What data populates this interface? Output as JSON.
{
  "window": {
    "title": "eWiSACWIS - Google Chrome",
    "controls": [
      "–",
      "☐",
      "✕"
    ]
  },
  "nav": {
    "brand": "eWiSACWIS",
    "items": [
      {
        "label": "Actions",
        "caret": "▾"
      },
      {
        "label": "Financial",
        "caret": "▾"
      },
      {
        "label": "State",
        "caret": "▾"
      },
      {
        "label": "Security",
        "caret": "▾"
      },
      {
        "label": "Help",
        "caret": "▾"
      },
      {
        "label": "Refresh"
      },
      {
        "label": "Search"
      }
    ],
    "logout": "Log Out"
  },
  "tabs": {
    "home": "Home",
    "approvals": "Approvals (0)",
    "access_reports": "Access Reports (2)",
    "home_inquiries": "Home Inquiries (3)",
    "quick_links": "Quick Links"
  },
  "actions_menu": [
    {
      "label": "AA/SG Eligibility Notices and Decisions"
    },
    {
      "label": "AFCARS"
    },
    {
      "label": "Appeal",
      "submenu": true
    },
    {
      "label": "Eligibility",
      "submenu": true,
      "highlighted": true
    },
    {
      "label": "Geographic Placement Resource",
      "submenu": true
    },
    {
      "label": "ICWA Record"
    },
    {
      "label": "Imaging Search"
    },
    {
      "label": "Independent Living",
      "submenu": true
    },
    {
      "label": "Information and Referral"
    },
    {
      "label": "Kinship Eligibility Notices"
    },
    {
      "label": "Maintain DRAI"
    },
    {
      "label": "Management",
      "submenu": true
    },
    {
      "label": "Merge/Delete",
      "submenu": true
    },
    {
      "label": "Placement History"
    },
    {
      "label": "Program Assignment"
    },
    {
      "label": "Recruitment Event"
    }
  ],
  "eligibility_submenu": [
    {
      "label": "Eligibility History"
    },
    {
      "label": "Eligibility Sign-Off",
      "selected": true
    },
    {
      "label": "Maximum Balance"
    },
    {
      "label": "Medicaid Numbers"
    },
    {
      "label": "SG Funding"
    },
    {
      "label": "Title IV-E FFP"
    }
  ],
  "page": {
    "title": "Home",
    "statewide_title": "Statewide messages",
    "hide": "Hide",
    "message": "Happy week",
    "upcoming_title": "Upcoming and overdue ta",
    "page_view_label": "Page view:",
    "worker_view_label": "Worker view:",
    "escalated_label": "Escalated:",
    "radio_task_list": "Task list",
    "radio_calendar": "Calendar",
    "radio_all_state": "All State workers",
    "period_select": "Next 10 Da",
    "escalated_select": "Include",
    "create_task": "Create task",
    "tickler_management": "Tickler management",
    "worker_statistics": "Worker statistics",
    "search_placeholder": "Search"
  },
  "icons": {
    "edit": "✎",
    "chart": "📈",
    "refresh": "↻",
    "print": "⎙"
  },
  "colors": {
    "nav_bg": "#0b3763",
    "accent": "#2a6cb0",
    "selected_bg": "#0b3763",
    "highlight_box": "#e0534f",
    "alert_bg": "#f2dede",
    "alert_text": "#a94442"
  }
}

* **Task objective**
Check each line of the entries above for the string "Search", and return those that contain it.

* **Response to the task**
        "label": "Search"
      "label": "Imaging Search"
    "search_placeholder": "Search"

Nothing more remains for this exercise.